When I came on council four years ago, the city was in financial trouble. Working with council and staff, and by encouraging the city to run more like a business, the city is in a very stable financial position. The sales tax that the citizens narrowly passed in April of 2017 has to last. Our community will not tolerate another tax for the city. My opponent believes that spending down to the minimum reserves is an appropriate way to handle the taxpayer money. We must make the best use of the money that the taxpayers have entrusted their elected officials with. Inflation alone impacts the city $200,000 to $300,000 per year. It is important that council save money and be prepared for the future.

This year, I will reach the highest level of achievement offered by Colorado Municipal League’s MUNIversity, the Graduate Level. This is a program of knowledge for municipal elected officials. The training is designed to inform elected officials about issues that are important to municipal government and learning how to do the job they were elected to do. I will have amassed over 100 credits, which I largely funded myself to the benefit of the city of Craig.
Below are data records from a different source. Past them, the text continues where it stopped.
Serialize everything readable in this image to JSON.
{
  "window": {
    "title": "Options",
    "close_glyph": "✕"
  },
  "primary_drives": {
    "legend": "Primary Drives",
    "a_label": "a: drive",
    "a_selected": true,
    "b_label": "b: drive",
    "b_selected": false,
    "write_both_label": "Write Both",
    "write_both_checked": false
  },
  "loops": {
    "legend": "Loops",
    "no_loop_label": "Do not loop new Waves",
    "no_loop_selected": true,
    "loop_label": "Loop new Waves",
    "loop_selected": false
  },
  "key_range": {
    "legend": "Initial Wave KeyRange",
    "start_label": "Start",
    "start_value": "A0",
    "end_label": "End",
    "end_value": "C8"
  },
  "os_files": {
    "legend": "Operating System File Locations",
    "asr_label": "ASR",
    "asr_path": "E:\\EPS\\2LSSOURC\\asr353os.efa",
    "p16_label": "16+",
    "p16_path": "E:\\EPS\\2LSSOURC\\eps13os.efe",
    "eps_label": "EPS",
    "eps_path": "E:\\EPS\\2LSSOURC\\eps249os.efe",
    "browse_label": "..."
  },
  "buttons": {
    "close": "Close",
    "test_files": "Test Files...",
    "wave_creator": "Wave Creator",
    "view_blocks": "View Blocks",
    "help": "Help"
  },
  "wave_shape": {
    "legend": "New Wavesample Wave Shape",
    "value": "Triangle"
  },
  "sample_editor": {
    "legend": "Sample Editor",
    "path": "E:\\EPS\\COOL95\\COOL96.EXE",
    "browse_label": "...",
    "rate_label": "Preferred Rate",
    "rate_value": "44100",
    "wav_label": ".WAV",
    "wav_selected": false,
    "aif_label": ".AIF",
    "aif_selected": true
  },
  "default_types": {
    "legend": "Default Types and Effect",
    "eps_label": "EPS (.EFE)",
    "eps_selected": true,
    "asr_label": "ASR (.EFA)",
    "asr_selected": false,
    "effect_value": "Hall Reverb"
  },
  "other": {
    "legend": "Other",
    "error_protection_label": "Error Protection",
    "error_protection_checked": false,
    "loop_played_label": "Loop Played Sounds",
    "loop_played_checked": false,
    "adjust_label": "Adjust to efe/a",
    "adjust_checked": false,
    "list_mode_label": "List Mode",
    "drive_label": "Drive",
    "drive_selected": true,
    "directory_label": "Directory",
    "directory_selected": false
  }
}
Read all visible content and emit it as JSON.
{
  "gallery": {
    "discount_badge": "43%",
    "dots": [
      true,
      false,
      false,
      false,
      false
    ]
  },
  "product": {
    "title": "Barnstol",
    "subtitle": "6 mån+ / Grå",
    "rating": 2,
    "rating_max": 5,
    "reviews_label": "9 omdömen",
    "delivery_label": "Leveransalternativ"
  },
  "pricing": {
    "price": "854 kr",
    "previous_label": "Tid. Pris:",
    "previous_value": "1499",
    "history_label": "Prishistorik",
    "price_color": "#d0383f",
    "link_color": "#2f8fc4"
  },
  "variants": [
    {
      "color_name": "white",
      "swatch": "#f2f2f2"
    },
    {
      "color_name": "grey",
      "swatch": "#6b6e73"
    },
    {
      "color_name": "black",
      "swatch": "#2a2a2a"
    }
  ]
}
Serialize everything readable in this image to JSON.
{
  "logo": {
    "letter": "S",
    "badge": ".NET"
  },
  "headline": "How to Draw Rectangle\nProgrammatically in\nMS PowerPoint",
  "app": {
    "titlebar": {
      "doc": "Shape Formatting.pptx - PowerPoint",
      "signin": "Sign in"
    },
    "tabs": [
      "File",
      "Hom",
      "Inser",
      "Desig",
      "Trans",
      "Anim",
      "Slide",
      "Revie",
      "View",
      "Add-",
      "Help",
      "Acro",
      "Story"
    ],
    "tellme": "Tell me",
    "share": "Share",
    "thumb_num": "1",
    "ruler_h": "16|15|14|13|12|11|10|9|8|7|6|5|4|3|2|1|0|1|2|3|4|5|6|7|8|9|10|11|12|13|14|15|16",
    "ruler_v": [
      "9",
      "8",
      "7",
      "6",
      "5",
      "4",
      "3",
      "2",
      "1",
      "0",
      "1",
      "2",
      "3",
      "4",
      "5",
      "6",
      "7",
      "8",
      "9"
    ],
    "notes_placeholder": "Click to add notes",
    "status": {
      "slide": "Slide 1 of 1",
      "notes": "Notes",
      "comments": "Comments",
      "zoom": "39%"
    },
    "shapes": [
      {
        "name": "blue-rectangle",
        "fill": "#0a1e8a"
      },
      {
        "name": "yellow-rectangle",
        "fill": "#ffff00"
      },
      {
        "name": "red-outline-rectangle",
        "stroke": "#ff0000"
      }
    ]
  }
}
In six years on council, Mr. Ogden has not participated in any of these trainings.

Currently, I spend 15 to 20 hours a week representing and working for the citizens of Craig. I am able to do this because of the amazing staff I have at my business. Virtually every day, there are meetings or community events that the mayor should be involved with. Many of these happen during business hours, beginning at 7 a.m., 8 a.m., noon, 2 p.m., or 6 p.m. The mayor must have the ability to be flexible regarding time and be there when the community expects them.

How do you envision the future of Craig over the next few years?
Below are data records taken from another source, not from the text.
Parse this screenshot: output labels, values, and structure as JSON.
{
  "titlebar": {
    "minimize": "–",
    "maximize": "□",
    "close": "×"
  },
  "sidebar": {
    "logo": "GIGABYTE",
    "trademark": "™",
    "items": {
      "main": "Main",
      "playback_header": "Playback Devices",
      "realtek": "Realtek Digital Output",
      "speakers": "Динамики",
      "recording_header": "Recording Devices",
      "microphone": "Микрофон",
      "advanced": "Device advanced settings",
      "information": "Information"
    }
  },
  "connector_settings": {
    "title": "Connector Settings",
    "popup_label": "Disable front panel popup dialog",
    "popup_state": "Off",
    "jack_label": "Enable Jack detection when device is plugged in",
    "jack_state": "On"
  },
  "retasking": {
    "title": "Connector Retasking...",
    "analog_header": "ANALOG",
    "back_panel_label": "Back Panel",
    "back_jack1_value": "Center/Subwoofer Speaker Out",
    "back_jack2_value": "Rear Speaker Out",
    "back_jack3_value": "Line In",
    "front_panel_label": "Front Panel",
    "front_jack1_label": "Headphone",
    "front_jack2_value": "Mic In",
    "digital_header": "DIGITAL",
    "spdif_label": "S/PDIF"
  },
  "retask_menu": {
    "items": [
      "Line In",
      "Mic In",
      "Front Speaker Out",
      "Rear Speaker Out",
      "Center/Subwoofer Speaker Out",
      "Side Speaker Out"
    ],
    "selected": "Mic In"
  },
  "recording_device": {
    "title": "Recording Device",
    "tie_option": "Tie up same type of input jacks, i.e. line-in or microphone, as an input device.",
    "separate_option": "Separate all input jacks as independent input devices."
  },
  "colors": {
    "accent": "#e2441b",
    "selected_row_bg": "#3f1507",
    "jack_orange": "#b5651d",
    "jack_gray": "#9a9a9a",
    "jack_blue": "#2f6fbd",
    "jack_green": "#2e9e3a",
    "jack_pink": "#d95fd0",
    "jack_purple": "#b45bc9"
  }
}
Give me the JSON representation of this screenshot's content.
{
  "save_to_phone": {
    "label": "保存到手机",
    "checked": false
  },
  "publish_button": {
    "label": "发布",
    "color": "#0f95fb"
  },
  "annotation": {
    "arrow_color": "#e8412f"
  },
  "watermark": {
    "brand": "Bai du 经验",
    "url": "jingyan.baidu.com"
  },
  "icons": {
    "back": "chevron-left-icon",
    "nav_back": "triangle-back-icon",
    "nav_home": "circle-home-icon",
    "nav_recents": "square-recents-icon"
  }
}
Change is coming to Craig. We know that Unit 1 of Tri-State G & T will close on Dec. 31, 2025. Our new governor would like to see the state of Colorado be totally renewable energy by 2040. I believe that the governor’s vision is unattainable, but we must prepare.
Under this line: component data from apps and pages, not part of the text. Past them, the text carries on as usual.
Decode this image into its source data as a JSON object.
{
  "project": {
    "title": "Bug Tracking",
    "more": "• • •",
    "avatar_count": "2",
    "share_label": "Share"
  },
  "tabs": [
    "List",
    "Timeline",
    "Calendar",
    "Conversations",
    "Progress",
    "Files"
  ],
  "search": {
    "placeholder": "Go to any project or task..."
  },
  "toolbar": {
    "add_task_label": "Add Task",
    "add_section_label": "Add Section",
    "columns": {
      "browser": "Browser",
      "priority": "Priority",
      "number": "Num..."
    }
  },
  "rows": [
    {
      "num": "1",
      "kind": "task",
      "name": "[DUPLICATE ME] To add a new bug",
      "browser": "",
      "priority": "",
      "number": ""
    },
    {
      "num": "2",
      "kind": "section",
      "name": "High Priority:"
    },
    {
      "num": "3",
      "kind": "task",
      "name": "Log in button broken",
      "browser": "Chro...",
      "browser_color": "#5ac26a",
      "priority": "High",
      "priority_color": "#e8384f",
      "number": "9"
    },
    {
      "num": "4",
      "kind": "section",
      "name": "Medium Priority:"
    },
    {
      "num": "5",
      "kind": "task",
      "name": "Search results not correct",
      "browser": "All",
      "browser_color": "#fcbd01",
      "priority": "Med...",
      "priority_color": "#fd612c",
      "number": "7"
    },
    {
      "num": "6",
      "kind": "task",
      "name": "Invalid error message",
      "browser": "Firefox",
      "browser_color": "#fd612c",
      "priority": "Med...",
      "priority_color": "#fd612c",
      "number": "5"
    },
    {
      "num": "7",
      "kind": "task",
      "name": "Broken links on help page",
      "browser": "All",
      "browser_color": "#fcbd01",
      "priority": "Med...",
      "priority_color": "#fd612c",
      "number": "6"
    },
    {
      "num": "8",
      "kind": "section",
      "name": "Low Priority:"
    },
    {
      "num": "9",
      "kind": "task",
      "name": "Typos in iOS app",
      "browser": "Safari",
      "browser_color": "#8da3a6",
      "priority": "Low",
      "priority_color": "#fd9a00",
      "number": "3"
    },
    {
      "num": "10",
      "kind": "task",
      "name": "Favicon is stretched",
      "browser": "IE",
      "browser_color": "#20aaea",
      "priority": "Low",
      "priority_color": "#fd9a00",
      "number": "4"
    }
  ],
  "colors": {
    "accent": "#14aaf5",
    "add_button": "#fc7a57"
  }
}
The city of Craig has a bright future. We will work with CNCC to develop the Craig campus and make the college more relevant to the community’s economy. MRH continues to expand, adding over 150 jobs in the past couple of years. This is real economic development. The city of Craig is, and will be, an active partner with the Chamber of Commerce, Moffat County Tourism Association, and BLM to develop our tourism economy. Craig will create partnerships in Routt and Rio Blanco counties that will encourage manufacturing, warehousing, and workforce development and housing that will benefit the region and Craig.

The future will see an active and vibrant downtown supported by the city that will draw business and strengthen the downtown core of the city. We will see the recently adopted Parks and Recreation master plan guide the community to important recreational development that will provide services to our youth through our seniors. Craig will embrace the change that is coming and will be better because of it. Craig and Moffat County will thrive due to the “can-do attitude” that permeates our community. I am the person that has the time, energy and experience to help foster the change.

Editor’s note: To learn more about the candidates for Craig City Council, attend the Craig Press/Craig Association of Realtors Candidate Forum, set for 6 p.m. Monday, March 18, at Moffat County High School.